Web page and app entries:
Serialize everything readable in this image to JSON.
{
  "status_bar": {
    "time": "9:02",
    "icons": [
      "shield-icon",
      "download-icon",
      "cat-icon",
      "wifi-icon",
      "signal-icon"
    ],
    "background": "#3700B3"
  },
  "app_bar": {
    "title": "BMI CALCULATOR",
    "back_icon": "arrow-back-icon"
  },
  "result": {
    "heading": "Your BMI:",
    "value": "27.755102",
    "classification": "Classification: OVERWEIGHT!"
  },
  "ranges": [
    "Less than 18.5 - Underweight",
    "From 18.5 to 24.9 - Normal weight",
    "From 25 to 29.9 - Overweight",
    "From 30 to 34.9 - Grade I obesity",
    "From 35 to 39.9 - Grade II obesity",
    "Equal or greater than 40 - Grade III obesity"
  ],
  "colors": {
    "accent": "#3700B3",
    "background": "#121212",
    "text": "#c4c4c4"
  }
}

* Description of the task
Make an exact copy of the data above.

* The answer
Serialize everything readable in this image to JSON.
{
  "status_bar": {
    "time": "9:02",
    "icons": [
      "shield-icon",
      "download-icon",
      "cat-icon",
      "wifi-icon",
      "signal-icon"
    ],
    "background": "#3700B3"
  },
  "app_bar": {
    "title": "BMI CALCULATOR",
    "back_icon": "arrow-back-icon"
  },
  "result": {
    "heading": "Your BMI:",
    "value": "27.755102",
    "classification": "Classification: OVERWEIGHT!"
  },
  "ranges": [
    "Less than 18.5 - Underweight",
    "From 18.5 to 24.9 - Normal weight",
    "From 25 to 29.9 - Overweight",
    "From 30 to 34.9 - Grade I obesity",
    "From 35 to 39.9 - Grade II obesity",
    "Equal or greater than 40 - Grade III obesity"
  ],
  "colors": {
    "accent": "#3700B3",
    "background": "#121212",
    "text": "#c4c4c4"
  }
}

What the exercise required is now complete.